▶ [Exercise aim]: Reproduce every record below exactly, without the pictures.

━━ Excerpted records

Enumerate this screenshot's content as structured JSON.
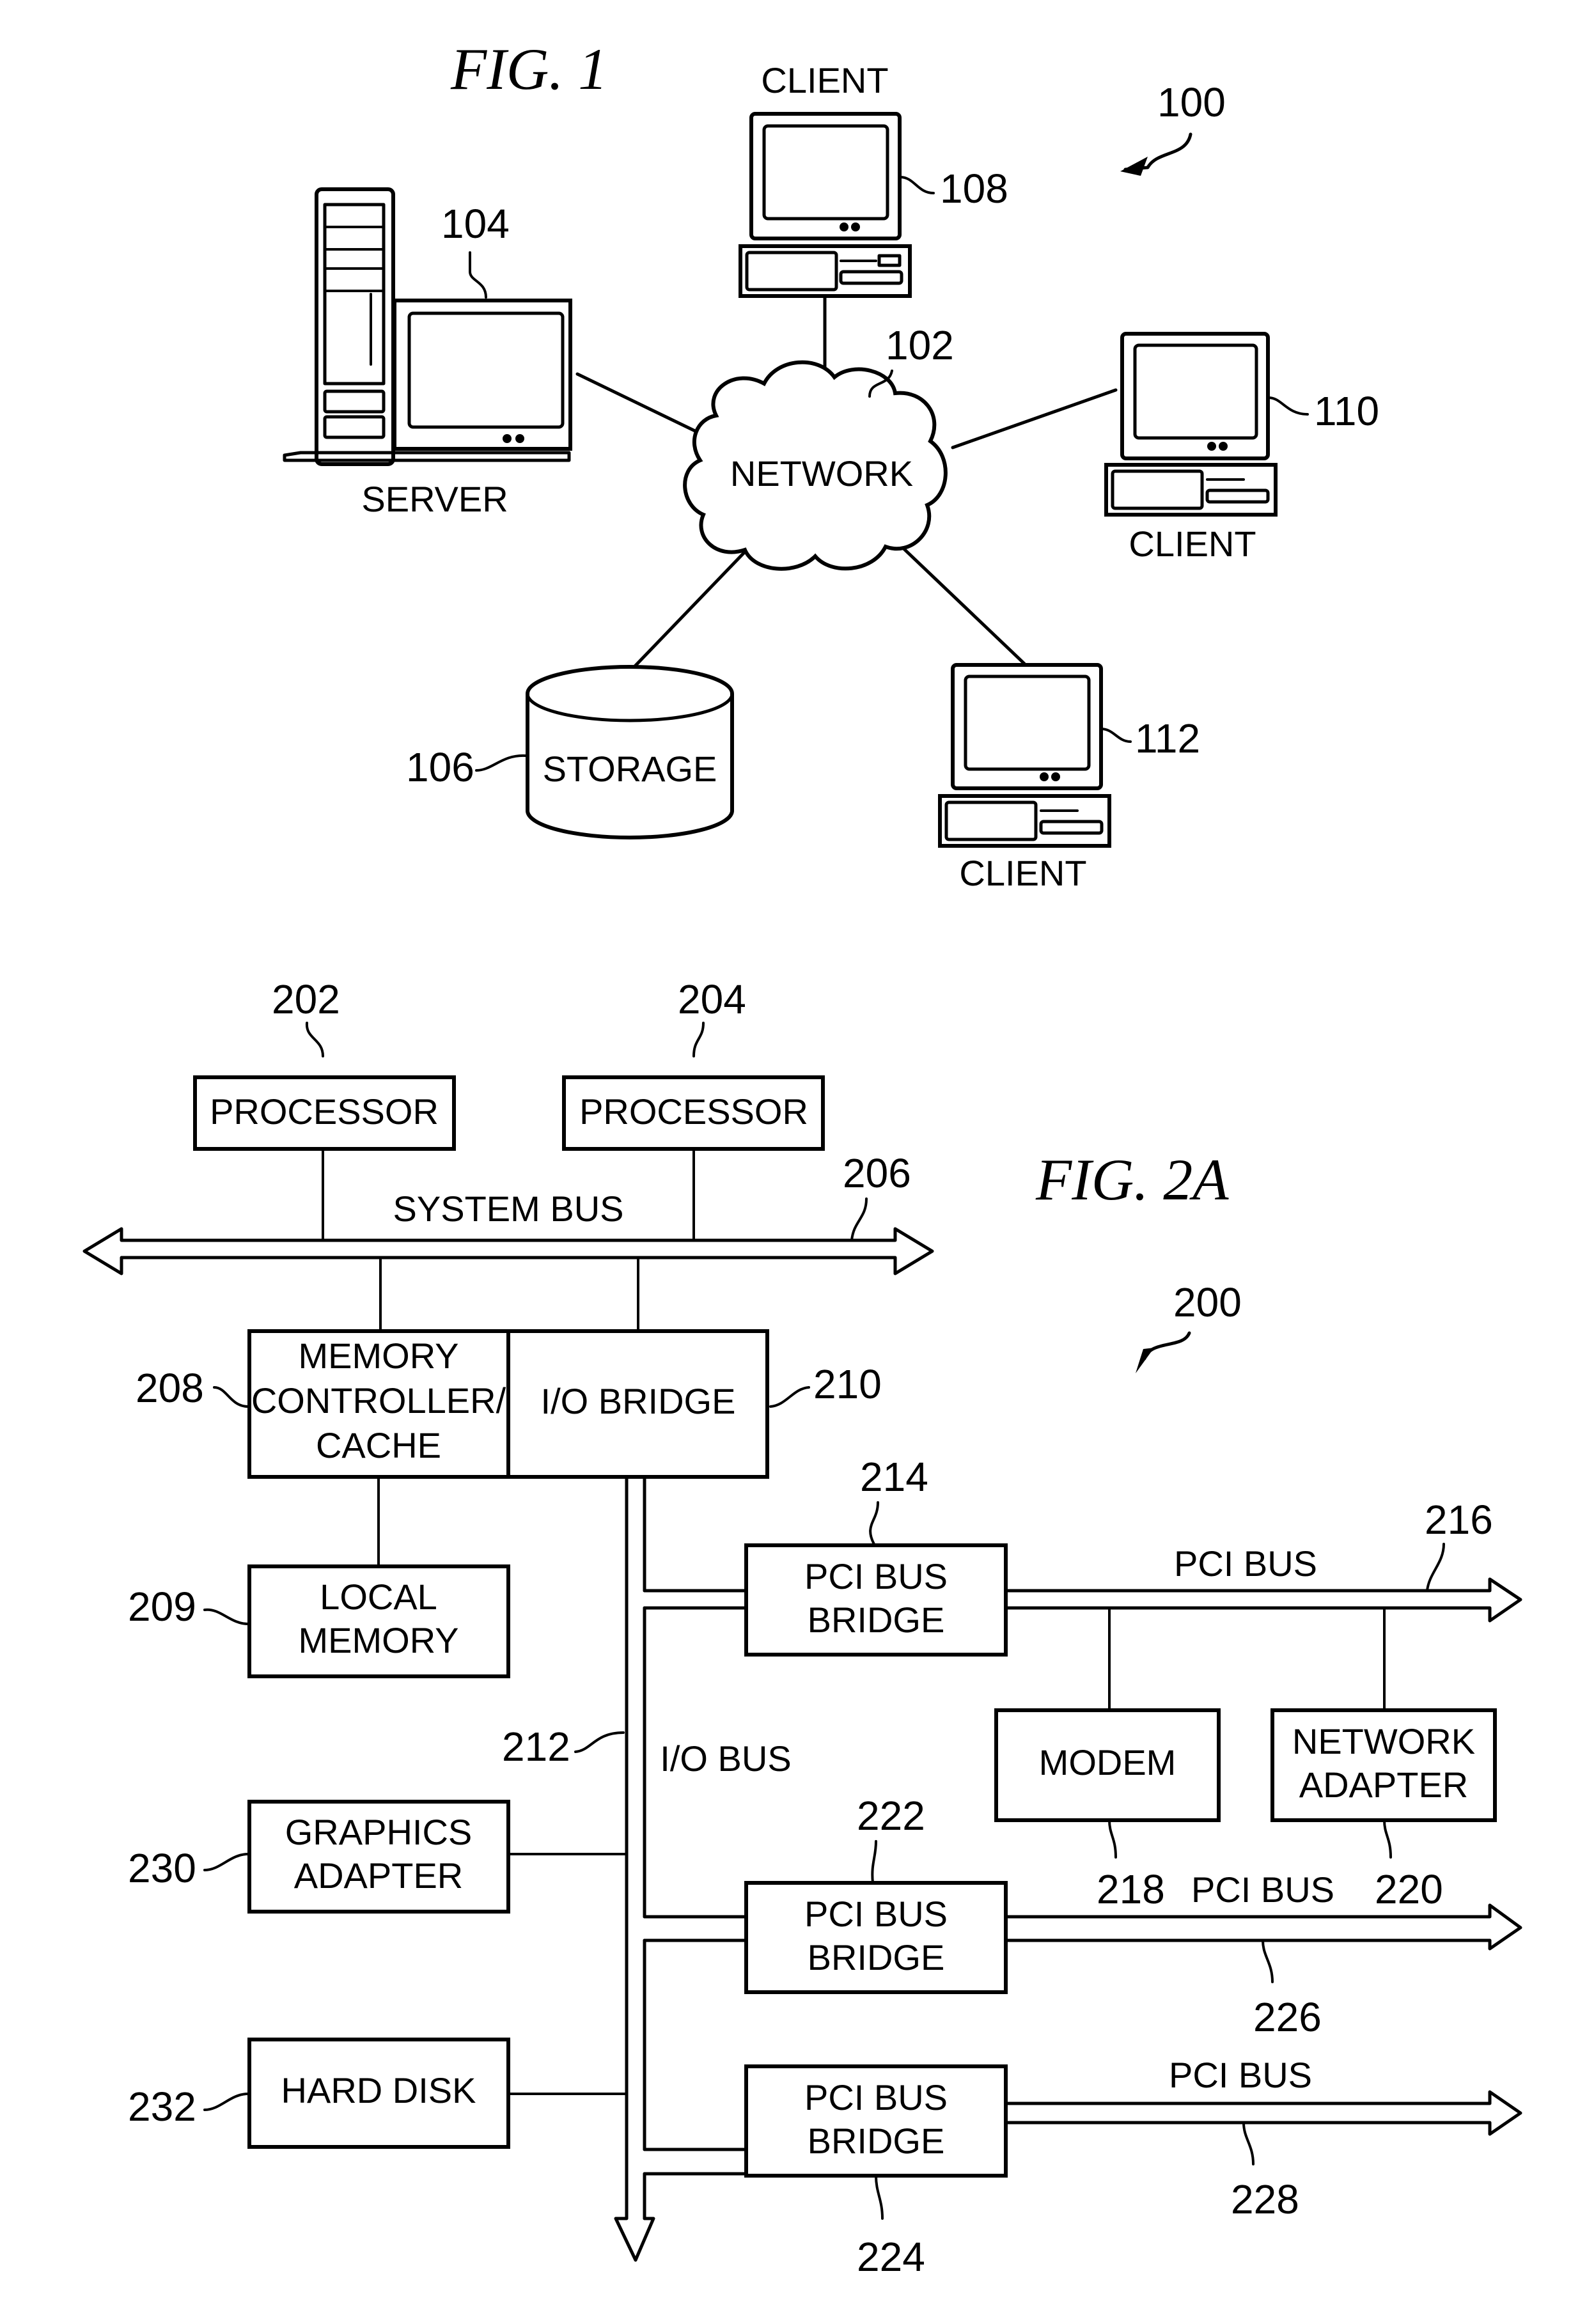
{
  "fig1": {
    "title": "FIG. 1",
    "system_ref": "100",
    "network": {
      "label": "NETWORK",
      "ref": "102"
    },
    "server": {
      "label": "SERVER",
      "ref": "104"
    },
    "storage": {
      "label": "STORAGE",
      "ref": "106"
    },
    "clients": [
      {
        "label": "CLIENT",
        "ref": "108"
      },
      {
        "label": "CLIENT",
        "ref": "110"
      },
      {
        "label": "CLIENT",
        "ref": "112"
      }
    ]
  },
  "fig2a": {
    "title": "FIG. 2A",
    "system_ref": "200",
    "processors": [
      {
        "label": "PROCESSOR",
        "ref": "202"
      },
      {
        "label": "PROCESSOR",
        "ref": "204"
      }
    ],
    "system_bus": {
      "label": "SYSTEM BUS",
      "ref": "206"
    },
    "memory_controller": {
      "lines": [
        "MEMORY",
        "CONTROLLER/",
        "CACHE"
      ],
      "ref": "208"
    },
    "local_memory": {
      "lines": [
        "LOCAL",
        "MEMORY"
      ],
      "ref": "209"
    },
    "io_bridge": {
      "label": "I/O BRIDGE",
      "ref": "210"
    },
    "io_bus": {
      "label": "I/O BUS",
      "ref": "212"
    },
    "pci_bridges": [
      {
        "lines": [
          "PCI BUS",
          "BRIDGE"
        ],
        "ref": "214"
      },
      {
        "lines": [
          "PCI BUS",
          "BRIDGE"
        ],
        "ref": "222"
      },
      {
        "lines": [
          "PCI BUS",
          "BRIDGE"
        ],
        "ref": "224"
      }
    ],
    "pci_buses": [
      {
        "label": "PCI BUS",
        "ref": "216"
      },
      {
        "label": "PCI BUS",
        "ref": "226"
      },
      {
        "label": "PCI BUS",
        "ref": "228"
      }
    ],
    "modem": {
      "label": "MODEM",
      "ref": "218"
    },
    "network_adapter": {
      "lines": [
        "NETWORK",
        "ADAPTER"
      ],
      "ref": "220"
    },
    "graphics_adapter": {
      "lines": [
        "GRAPHICS",
        "ADAPTER"
      ],
      "ref": "230"
    },
    "hard_disk": {
      "label": "HARD DISK",
      "ref": "232"
    }
  }
}
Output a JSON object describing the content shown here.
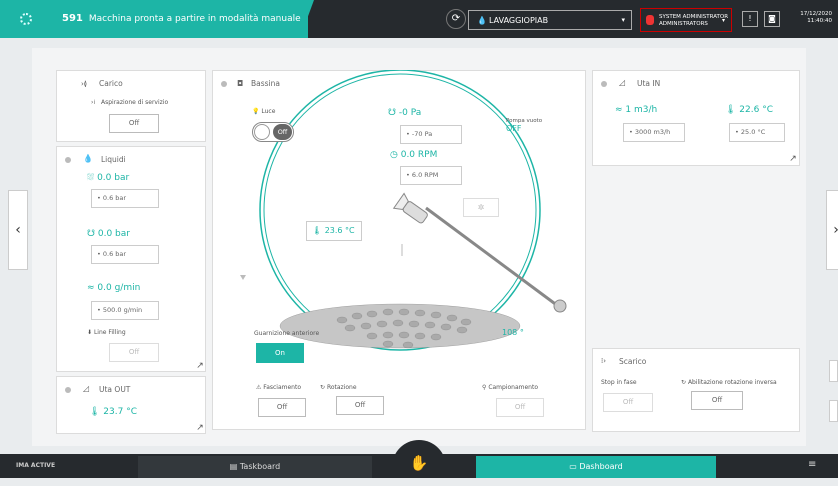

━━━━

▶ [Exercise result]:
Enumerate this screenshot's content as structured JSON.
{
  "fig1": {
    "title": "FIG. 1",
    "system_ref": "100",
    "network": {
      "label": "NETWORK",
      "ref": "102"
    },
    "server": {
      "label": "SERVER",
      "ref": "104"
    },
    "storage": {
      "label": "STORAGE",
      "ref": "106"
    },
    "clients": [
      {
        "label": "CLIENT",
        "ref": "108"
      },
      {
        "label": "CLIENT",
        "ref": "110"
      },
      {
        "label": "CLIENT",
        "ref": "112"
      }
    ]
  },
  "fig2a": {
    "title": "FIG. 2A",
    "system_ref": "200",
    "processors": [
      {
        "label": "PROCESSOR",
        "ref": "202"
      },
      {
        "label": "PROCESSOR",
        "ref": "204"
      }
    ],
    "system_bus": {
      "label": "SYSTEM BUS",
      "ref": "206"
    },
    "memory_controller": {
      "lines": [
        "MEMORY",
        "CONTROLLER/",
        "CACHE"
      ],
      "ref": "208"
    },
    "local_memory": {
      "lines": [
        "LOCAL",
        "MEMORY"
      ],
      "ref": "209"
    },
    "io_bridge": {
      "label": "I/O BRIDGE",
      "ref": "210"
    },
    "io_bus": {
      "label": "I/O BUS",
      "ref": "212"
    },
    "pci_bridges": [
      {
        "lines": [
          "PCI BUS",
          "BRIDGE"
        ],
        "ref": "214"
      },
      {
        "lines": [
          "PCI BUS",
          "BRIDGE"
        ],
        "ref": "222"
      },
      {
        "lines": [
          "PCI BUS",
          "BRIDGE"
        ],
        "ref": "224"
      }
    ],
    "pci_buses": [
      {
        "label": "PCI BUS",
        "ref": "216"
      },
      {
        "label": "PCI BUS",
        "ref": "226"
      },
      {
        "label": "PCI BUS",
        "ref": "228"
      }
    ],
    "modem": {
      "label": "MODEM",
      "ref": "218"
    },
    "network_adapter": {
      "lines": [
        "NETWORK",
        "ADAPTER"
      ],
      "ref": "220"
    },
    "graphics_adapter": {
      "lines": [
        "GRAPHICS",
        "ADAPTER"
      ],
      "ref": "230"
    },
    "hard_disk": {
      "label": "HARD DISK",
      "ref": "232"
    }
  }
}
Output a JSON object describing the content shown here.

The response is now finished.